|By Rajiv Ayyangar |
From Portland, ME
Dec 20, 2012
Just come to Rumney and tick off Bottom Feeder! (5.13a/V7): www.mountainproject.com/v/bottom-feeder/105869028
Sounds like you're bouldering more than hard enough to send Goliath, and it also sounds like your PE training is paying off. The major constraint seems to be that you have limited attempts.
Most of us have been answering in generalities, but clearly you are quite close to sending your project and it's well within your ability. However given your time/attempts constraints, you need to know how to be so ready for your climb, that you can confidently finish it off. You're doing 60-move endurance problems for an endurance route, and it's well within your bouldering ability. You're already doing highly specific training, so how can you do better?
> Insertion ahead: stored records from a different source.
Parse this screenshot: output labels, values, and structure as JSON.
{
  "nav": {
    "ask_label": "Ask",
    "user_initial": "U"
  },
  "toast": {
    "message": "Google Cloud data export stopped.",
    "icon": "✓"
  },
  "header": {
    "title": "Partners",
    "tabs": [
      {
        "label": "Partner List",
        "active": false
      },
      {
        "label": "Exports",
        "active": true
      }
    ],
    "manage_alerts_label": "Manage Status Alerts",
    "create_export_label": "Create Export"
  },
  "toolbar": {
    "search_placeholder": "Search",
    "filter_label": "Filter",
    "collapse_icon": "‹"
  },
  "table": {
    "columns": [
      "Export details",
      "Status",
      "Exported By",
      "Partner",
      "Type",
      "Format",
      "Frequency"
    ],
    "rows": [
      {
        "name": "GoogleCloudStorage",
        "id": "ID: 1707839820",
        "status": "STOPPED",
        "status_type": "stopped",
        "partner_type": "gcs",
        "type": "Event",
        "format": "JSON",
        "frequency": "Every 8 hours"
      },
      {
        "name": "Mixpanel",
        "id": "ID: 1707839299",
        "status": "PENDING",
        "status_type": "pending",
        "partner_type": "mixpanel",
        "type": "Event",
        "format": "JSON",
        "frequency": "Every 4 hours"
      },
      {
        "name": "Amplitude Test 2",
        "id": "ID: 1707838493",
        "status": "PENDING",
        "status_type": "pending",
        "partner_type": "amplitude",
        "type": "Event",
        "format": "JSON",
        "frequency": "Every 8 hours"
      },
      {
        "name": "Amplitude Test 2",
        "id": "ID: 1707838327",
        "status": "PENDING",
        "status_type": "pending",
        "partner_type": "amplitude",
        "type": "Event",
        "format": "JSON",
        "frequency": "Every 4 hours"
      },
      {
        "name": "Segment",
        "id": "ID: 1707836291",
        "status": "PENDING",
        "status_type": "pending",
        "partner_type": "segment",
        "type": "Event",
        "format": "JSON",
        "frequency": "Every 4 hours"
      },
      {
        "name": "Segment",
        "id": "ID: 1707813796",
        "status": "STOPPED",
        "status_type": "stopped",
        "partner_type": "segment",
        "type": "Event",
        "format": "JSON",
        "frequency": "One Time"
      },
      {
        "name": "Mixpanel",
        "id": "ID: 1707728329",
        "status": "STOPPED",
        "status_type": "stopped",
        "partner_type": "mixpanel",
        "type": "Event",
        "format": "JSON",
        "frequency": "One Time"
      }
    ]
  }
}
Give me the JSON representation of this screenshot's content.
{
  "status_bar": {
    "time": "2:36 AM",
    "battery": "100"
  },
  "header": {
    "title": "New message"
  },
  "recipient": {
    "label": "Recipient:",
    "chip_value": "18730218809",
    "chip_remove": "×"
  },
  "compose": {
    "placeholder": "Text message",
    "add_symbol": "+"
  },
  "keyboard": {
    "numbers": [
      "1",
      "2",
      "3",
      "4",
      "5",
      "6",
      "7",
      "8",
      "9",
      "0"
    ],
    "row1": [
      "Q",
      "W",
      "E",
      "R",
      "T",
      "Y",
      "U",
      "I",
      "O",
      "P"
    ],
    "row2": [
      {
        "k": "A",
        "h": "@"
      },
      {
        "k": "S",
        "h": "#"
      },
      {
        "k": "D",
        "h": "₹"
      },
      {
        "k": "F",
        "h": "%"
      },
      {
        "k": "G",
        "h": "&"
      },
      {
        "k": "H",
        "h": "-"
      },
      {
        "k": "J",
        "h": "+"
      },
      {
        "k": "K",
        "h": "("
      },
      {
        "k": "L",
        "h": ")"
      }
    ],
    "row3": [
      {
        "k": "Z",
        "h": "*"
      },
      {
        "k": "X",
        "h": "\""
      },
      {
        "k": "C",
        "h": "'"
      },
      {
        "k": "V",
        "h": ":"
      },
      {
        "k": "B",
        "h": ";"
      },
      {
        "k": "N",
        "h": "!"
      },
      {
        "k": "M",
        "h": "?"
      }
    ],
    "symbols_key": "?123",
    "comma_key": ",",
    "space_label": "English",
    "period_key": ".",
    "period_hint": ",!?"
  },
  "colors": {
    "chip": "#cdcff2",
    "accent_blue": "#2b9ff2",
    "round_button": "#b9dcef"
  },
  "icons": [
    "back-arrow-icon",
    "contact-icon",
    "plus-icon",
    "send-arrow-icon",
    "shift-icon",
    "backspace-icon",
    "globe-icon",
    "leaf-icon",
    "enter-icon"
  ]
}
If your goal is to send Goliath, up the specificity and intensity.
Do you have a video of you climbing Goliath? Take one next attempt and pay attention to the number of moves per mini-problem, and how frequent the rests are. Even pay attention to the approximate style and grade of each small boulder problem, and mimic that on the wall. To up the intensity, make the problem a little harder than the route, or wear a weight vest or something. I'm guessing you've got a high intensity going already.
I took this to the extreme working on a project back in October. The crux was 10 moves long, on strenuous (if good-sized) underclings. I took a video and designed a training program approximating the force needed for each move, the time at each position, the time between movements (even allowing for clipping, etc.), and the type of grip position I was using. After a few sessions I managed to surprise myself with a one-hang!
Artificial specificity is the weekend warrior's equivalent of projecting for multiple days during the week. It makes you get weaker in some areas, but it hones your skillset for one project.